Task -> Every line of the records that holds the word "slug" should be copied.

[Page and application data records]

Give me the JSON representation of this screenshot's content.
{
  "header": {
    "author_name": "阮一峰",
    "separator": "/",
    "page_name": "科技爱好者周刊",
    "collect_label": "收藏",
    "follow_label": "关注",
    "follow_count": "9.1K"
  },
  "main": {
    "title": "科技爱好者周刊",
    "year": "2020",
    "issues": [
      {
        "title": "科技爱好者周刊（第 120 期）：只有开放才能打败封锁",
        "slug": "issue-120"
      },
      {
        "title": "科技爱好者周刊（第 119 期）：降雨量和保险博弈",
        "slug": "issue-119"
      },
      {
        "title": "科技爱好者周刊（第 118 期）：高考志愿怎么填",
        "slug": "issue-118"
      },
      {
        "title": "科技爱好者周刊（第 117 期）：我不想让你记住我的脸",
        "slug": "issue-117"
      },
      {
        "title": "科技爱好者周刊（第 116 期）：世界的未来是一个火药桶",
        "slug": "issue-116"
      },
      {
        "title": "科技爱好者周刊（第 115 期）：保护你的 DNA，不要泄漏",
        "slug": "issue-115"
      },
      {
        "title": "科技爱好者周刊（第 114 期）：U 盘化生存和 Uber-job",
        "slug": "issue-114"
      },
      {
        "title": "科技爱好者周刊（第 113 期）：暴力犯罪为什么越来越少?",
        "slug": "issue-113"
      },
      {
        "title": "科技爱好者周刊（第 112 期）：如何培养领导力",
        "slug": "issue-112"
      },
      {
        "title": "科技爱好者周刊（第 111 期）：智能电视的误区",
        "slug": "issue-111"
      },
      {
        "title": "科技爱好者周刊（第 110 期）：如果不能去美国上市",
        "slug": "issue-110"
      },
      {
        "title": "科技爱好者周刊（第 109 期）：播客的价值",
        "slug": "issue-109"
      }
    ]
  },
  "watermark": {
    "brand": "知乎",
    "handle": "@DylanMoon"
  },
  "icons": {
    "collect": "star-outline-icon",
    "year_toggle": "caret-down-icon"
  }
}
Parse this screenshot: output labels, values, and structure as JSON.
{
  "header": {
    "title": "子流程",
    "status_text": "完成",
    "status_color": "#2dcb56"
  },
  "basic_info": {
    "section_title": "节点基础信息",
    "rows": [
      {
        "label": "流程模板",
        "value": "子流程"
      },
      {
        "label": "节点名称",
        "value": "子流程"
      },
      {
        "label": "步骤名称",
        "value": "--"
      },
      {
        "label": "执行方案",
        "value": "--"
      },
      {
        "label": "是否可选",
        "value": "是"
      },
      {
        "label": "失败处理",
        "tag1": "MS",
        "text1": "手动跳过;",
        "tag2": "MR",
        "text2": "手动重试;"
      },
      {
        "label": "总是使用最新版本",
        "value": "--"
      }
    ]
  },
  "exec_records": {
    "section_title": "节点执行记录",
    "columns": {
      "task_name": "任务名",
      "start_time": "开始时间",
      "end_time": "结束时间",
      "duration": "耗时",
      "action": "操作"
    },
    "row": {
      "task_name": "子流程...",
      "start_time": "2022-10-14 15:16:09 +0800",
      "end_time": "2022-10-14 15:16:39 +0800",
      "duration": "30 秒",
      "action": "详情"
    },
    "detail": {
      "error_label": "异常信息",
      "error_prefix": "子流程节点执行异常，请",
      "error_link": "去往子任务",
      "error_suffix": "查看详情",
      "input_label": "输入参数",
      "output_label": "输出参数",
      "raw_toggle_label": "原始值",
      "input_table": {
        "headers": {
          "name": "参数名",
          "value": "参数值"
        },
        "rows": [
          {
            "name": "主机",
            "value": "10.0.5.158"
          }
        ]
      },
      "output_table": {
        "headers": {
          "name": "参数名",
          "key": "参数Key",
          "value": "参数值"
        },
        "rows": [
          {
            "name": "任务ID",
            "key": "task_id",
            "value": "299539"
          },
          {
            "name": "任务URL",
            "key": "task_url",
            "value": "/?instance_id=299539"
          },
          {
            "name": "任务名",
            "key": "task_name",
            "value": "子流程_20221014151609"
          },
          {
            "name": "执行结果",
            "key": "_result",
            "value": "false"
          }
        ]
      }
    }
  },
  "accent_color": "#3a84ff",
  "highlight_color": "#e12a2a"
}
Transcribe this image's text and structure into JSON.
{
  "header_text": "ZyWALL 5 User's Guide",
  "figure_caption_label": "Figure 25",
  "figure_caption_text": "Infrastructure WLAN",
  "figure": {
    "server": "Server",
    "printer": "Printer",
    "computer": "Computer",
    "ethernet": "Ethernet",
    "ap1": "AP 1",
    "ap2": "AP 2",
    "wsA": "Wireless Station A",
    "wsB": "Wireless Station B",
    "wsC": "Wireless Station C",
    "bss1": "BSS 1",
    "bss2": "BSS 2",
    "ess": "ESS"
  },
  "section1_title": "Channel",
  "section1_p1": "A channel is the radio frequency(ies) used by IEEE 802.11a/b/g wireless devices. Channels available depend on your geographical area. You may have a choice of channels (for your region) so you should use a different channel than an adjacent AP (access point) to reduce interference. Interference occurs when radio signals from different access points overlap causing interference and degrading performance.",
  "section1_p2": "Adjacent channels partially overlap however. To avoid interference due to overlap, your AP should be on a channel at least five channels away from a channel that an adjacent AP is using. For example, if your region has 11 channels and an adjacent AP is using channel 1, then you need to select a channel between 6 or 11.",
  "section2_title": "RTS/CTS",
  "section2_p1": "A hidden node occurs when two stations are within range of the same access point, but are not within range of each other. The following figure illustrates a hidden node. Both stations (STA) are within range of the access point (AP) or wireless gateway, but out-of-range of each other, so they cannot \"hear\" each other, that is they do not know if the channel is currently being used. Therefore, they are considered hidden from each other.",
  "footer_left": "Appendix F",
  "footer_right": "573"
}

Your response ->
        "slug": "issue-120"
        "slug": "issue-119"
        "slug": "issue-118"
        "slug": "issue-117"
        "slug": "issue-116"
        "slug": "issue-115"
        "slug": "issue-114"
        "slug": "issue-113"
        "slug": "issue-112"
        "slug": "issue-111"
        "slug": "issue-110"
        "slug": "issue-109"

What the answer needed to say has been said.